NUS has coordinated a boycott campaign, but we feel there are still unanswered questions on the impact of a mass refusal to complete the survey.
Last year, as part of the Democratic Review, you told us that you wanted to be involved in making big decisions. So when faced with big questions around national political action we took steps to try and gather information that would best inform our members so they could be involved in this decision.
That’s why we’re leaving it up to our members to decide for themselves what to do when the survey opens later this month.
NUS says you should join the boycott because they believe the survey is the only place where students have any power and leverage left to force a rethink about fees.
According to the NUS, the government has long advocated the NSS as a tool for driving up market competition between universities through benchmarking and league tables. Survey feedback is already factored into university league table scores. Now, the government wants to use some of the results in the NSS as measures of teaching quality in their new Teaching Excellence Framework (TEF). This rating is intrinsically linked to the ability to raise fees.
As an officer team we were open to the idea of our union becoming part of the national boycott, but wanted NUS to produce a full assessment of any risks attached to the action and for an Equality Impact Assessment to consider if a boycott would have a negative effect on specific groups of people.
That work still hasn’t been completed, which is why we’re leaving it to individual members to decide whether they want to be part of the national boycott.
This is an issue that has created debate with our team of six Full-Time Officers, and we know there will be a wide range of opinions within our membership.
As a union, we remain committed to fighting for free education and opposing further increases in tuition fees.
But as team we have differing views on whether NSS is an effective way of improving student experience, and there’s a concern that a boycott could make it harder for us to understand the needs of our members in future years.

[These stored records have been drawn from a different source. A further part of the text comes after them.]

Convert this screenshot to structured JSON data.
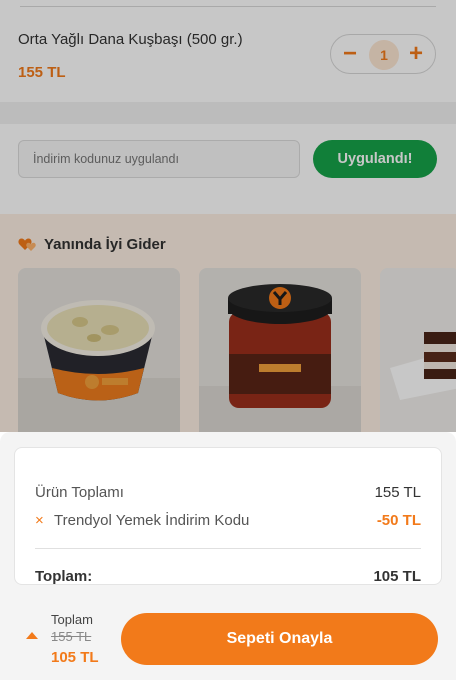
{
  "cart_item": {
    "name": "Orta Yağlı Dana Kuşbaşı (500 gr.)",
    "price": "155 TL",
    "quantity": "1",
    "decrease_symbol": "−",
    "increase_symbol": "+"
  },
  "coupon": {
    "input_placeholder": "İndirim kodunuz uygulandı",
    "button_label": "Uygulandı!"
  },
  "suggestions": {
    "title": "Yanında İyi Gider",
    "icon": "hearts-icon",
    "products": [
      {
        "icon": "soup-bowl-image"
      },
      {
        "icon": "sauce-jar-image"
      },
      {
        "icon": "cake-image"
      }
    ]
  },
  "summary": {
    "subtotal_label": "Ürün Toplamı",
    "subtotal_value": "155 TL",
    "discount_label": "Trendyol Yemek İndirim Kodu",
    "discount_value": "-50 TL",
    "discount_icon": "×",
    "total_label": "Toplam:",
    "total_value": "105 TL"
  },
  "footer": {
    "label": "Toplam",
    "old_price": "155 TL",
    "new_price": "105 TL",
    "confirm_label": "Sepeti Onayla"
  },
  "colors": {
    "accent": "#f27a1a",
    "success": "#16a34a"
  }
}
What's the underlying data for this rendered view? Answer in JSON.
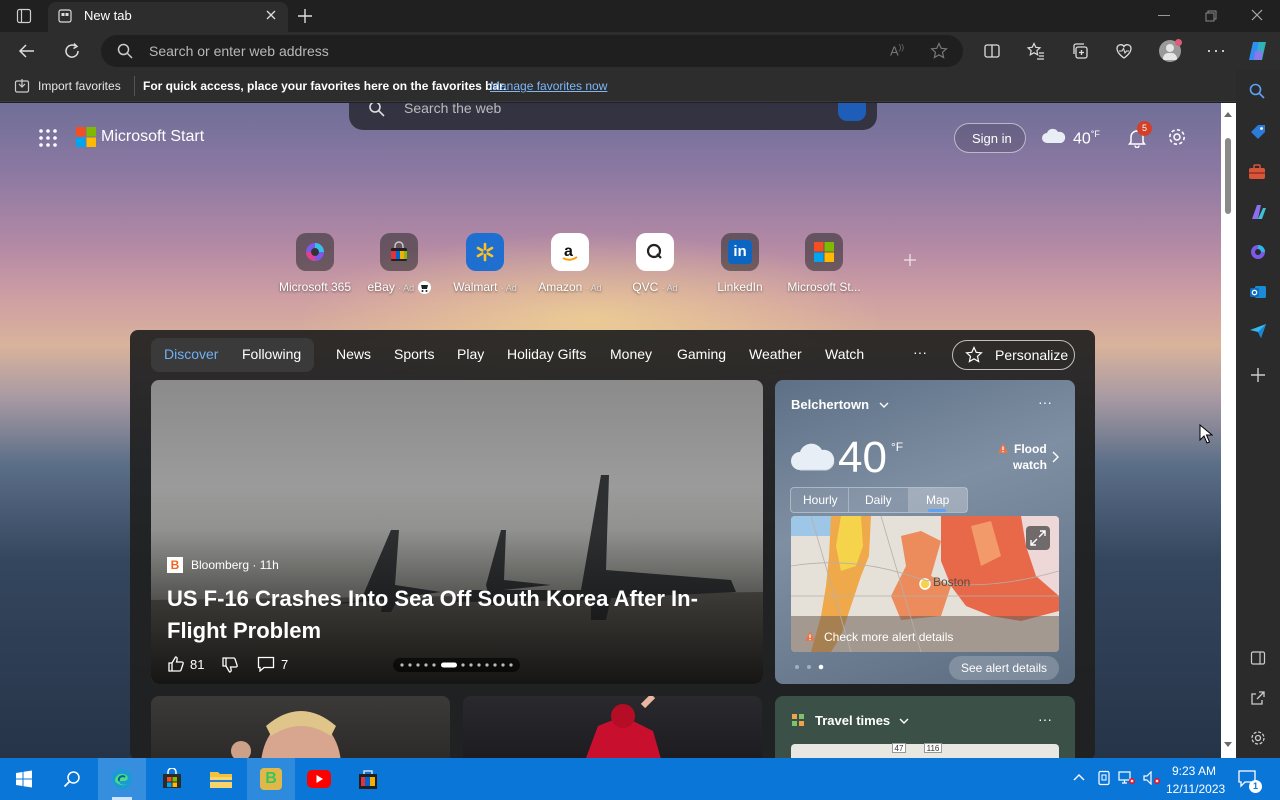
{
  "browser": {
    "tab_title": "New tab",
    "address_placeholder": "Search or enter web address",
    "favbar": {
      "import_label": "Import favorites",
      "message": "For quick access, place your favorites here on the favorites bar.",
      "manage_link": "Manage favorites now"
    }
  },
  "start": {
    "brand": "Microsoft Start",
    "search_placeholder": "Search the web",
    "sign_in": "Sign in",
    "temp": "40",
    "temp_unit": "°F",
    "notification_count": "5"
  },
  "shortcuts": [
    {
      "label": "Microsoft 365",
      "ad": ""
    },
    {
      "label": "eBay",
      "ad": "· Ad"
    },
    {
      "label": "Walmart",
      "ad": "· Ad"
    },
    {
      "label": "Amazon",
      "ad": "· Ad"
    },
    {
      "label": "QVC",
      "ad": "· Ad"
    },
    {
      "label": "LinkedIn",
      "ad": ""
    },
    {
      "label": "Microsoft St...",
      "ad": ""
    }
  ],
  "feed_nav": {
    "items": [
      "Discover",
      "Following",
      "News",
      "Sports",
      "Play",
      "Holiday Gifts",
      "Money",
      "Gaming",
      "Weather",
      "Watch"
    ],
    "more": "···",
    "personalize": "Personalize"
  },
  "hero": {
    "source": "Bloomberg · 11h",
    "headline": "US F-16 Crashes Into Sea Off South Korea After In-Flight Problem",
    "likes": "81",
    "comments": "7"
  },
  "weather_card": {
    "location": "Belchertown",
    "temp": "40",
    "unit": "°F",
    "alert_line1": "Flood",
    "alert_line2": "watch",
    "tabs": [
      "Hourly",
      "Daily",
      "Map"
    ],
    "map_city": "Boston",
    "alert_details": "Check more alert details",
    "see_alert": "See alert details",
    "more": "···"
  },
  "travel_card": {
    "title": "Travel times",
    "more": "···",
    "road1": "47",
    "road2": "116"
  },
  "taskbar": {
    "time": "9:23 AM",
    "date": "12/11/2023",
    "notif_count": "1"
  },
  "colors": {
    "accent": "#5ca3f5",
    "taskbar": "#0a76d8",
    "alert": "#e8744a"
  }
}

So it’s over to you. Does the future of education mean more to you than free food? Will the boycott make a difference? Could a boycott do more harm than good? There’s more information to help you decide at www.lusu.co.uk/NSSinfo